**GOAL OF THE EXERCISE:** Copy out, from the data, each line containing the string "watermark".
RECORDS PROVIDED START
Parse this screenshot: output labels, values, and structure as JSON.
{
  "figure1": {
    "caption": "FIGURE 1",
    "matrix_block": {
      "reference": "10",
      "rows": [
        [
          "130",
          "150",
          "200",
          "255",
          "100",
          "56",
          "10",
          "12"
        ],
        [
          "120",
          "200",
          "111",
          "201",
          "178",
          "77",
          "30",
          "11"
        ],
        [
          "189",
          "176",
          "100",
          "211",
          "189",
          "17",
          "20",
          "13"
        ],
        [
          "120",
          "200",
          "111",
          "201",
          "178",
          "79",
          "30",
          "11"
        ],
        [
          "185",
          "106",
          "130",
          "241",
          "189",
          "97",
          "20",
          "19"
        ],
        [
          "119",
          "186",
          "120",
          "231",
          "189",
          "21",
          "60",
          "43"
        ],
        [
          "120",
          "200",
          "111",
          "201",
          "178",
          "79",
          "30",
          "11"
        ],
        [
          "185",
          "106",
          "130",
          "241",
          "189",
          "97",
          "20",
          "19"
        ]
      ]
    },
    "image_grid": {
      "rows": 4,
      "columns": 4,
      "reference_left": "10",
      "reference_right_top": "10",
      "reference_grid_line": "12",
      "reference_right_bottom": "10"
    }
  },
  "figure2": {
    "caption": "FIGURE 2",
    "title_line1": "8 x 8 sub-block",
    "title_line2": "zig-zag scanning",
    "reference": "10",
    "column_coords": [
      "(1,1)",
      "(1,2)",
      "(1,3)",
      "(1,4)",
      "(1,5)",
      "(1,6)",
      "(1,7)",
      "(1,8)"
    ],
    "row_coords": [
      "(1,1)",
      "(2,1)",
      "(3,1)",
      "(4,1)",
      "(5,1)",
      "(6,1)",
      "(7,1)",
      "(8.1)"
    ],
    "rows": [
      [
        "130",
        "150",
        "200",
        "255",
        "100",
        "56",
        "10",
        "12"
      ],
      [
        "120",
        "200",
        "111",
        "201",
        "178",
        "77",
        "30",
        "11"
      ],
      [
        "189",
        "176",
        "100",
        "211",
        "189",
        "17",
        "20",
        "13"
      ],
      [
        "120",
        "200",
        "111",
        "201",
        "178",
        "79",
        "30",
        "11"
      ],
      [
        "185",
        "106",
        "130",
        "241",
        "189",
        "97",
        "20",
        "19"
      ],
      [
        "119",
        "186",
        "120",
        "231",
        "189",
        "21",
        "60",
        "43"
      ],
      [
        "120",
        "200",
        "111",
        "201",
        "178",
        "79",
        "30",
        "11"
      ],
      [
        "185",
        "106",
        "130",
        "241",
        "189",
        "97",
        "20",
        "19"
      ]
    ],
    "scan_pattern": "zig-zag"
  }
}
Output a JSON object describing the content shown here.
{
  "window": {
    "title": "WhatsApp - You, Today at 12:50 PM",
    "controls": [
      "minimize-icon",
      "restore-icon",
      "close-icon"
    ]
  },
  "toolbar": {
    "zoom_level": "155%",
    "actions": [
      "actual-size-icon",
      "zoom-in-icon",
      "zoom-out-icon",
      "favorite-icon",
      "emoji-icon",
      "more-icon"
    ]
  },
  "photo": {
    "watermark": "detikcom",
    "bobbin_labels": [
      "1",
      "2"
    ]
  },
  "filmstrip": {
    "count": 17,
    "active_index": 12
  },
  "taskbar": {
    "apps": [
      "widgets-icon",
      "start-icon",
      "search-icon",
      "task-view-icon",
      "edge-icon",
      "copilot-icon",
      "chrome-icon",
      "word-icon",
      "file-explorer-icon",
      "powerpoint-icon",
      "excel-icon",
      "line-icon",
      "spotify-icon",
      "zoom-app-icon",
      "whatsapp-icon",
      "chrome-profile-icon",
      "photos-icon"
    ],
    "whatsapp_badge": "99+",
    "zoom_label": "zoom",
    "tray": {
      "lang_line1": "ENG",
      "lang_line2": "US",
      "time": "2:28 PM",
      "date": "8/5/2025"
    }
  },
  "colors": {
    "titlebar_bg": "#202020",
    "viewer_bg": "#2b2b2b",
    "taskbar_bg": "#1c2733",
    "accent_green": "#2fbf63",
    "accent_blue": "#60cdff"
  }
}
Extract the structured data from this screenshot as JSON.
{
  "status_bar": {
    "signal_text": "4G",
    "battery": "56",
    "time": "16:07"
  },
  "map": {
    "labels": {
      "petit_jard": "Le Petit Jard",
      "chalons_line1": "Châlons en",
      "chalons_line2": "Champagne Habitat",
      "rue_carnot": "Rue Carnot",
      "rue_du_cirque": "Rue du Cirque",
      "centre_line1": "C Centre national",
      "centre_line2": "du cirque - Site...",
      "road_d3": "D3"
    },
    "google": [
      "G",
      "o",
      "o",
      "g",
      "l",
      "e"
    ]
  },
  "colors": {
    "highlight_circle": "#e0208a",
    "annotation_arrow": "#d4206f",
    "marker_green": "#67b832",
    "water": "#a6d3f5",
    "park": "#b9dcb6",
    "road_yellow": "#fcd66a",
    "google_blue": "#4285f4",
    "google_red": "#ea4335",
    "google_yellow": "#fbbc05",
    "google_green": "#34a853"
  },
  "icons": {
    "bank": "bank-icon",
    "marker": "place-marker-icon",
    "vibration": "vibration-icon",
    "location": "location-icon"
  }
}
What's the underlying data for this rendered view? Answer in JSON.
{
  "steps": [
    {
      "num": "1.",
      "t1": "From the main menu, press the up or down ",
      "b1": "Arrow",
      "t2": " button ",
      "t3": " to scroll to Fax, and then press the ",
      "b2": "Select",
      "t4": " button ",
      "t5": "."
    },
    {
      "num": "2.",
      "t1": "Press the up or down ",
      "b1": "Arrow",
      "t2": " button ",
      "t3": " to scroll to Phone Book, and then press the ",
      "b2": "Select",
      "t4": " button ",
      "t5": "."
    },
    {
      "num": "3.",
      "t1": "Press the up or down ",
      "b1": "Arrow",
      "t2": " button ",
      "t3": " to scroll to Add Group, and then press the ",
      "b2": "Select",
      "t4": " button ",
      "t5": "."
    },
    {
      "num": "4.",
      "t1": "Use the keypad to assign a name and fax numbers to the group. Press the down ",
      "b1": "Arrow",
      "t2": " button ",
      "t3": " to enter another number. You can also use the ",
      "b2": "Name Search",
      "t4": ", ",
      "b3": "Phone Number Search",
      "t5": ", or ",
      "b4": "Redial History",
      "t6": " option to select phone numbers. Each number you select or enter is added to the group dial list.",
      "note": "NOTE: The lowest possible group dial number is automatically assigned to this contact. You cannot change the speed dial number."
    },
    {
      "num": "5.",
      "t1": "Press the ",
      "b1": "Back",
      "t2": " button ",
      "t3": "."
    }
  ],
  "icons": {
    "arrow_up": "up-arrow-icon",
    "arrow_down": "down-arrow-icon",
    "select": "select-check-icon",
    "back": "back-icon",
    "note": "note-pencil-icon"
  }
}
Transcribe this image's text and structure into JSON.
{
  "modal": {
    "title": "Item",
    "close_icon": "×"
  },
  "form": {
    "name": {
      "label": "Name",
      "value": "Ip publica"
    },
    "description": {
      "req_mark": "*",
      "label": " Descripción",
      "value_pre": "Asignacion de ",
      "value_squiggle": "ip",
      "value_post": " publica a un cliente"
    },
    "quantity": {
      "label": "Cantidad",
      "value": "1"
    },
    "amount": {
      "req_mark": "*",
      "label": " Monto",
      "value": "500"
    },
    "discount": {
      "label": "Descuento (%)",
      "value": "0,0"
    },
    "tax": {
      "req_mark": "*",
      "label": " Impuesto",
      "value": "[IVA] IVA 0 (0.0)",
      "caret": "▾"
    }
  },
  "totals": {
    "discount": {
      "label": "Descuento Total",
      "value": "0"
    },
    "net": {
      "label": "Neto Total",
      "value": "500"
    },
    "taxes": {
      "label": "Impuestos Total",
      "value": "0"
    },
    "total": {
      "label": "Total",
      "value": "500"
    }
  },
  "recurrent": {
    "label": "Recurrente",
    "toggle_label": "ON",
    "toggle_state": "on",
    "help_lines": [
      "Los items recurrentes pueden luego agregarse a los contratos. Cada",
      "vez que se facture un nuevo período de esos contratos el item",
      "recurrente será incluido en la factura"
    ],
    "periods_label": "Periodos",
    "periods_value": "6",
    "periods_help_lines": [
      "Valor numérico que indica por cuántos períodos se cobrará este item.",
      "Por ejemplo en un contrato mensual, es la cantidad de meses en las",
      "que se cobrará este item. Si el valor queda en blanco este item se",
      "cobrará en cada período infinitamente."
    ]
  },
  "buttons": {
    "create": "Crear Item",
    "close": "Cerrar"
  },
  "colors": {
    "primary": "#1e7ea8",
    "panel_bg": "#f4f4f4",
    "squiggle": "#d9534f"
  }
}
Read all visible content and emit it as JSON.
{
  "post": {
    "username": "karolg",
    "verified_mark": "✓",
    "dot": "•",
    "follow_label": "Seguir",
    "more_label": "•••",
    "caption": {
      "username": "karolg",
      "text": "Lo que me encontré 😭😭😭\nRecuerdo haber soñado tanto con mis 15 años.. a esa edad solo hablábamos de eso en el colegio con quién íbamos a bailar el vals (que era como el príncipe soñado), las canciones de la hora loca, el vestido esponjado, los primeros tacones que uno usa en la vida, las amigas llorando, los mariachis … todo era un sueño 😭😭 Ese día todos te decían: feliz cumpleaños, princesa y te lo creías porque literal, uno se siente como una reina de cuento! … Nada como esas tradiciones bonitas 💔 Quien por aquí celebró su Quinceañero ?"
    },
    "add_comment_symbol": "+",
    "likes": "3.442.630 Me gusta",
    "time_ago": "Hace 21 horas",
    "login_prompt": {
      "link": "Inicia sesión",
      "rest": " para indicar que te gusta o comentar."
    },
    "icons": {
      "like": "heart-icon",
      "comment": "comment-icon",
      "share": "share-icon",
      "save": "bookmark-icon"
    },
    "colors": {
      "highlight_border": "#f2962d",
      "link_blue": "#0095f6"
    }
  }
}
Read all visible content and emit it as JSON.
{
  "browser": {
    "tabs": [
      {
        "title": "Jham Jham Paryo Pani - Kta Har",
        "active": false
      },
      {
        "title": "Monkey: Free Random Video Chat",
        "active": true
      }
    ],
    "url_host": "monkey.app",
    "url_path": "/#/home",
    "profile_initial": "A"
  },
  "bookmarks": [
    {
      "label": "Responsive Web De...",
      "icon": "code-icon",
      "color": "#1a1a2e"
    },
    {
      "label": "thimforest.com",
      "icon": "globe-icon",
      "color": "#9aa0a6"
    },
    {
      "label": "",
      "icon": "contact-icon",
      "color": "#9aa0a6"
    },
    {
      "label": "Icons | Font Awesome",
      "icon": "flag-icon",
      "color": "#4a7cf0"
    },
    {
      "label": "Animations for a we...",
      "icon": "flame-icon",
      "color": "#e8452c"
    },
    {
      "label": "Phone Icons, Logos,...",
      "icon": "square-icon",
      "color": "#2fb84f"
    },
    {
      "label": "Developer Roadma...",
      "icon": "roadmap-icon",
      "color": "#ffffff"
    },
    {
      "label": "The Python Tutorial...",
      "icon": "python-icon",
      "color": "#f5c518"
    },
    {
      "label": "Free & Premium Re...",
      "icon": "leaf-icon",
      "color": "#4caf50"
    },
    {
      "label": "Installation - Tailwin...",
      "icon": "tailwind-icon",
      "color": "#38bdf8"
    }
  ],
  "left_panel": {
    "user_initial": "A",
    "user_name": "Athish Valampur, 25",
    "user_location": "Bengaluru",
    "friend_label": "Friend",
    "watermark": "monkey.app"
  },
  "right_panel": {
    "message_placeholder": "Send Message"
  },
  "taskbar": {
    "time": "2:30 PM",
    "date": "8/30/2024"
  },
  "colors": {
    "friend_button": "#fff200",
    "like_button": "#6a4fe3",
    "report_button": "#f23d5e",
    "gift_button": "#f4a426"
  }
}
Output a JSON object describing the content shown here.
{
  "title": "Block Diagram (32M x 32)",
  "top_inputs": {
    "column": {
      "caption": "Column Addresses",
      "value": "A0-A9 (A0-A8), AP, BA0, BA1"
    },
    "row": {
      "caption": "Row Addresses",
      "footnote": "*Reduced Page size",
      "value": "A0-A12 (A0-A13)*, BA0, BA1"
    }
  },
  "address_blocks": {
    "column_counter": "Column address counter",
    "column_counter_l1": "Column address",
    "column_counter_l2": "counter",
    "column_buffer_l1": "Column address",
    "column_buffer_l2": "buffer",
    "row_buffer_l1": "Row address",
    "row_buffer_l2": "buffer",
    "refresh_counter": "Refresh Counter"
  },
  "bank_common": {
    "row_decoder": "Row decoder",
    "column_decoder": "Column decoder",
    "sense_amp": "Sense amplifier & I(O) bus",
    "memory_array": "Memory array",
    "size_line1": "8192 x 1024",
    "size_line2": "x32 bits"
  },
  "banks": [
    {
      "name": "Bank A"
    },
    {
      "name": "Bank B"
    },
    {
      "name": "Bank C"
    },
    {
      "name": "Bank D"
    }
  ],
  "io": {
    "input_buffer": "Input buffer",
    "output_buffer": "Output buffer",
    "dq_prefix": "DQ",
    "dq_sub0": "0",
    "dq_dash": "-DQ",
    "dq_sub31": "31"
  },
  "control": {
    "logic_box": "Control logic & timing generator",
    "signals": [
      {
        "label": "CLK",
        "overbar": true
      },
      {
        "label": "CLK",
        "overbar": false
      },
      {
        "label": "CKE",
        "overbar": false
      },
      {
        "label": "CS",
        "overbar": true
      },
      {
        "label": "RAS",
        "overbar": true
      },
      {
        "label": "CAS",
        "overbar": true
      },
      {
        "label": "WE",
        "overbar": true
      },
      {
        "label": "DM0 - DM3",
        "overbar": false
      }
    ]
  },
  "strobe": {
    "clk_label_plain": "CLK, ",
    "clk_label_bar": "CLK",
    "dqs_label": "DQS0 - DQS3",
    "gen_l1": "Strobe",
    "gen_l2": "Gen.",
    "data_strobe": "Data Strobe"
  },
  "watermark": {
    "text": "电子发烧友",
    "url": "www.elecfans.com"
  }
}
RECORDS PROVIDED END
**RESPONSE AREA:**
    "watermark": "detikcom",
    "watermark": "monkey.app"
  "watermark": {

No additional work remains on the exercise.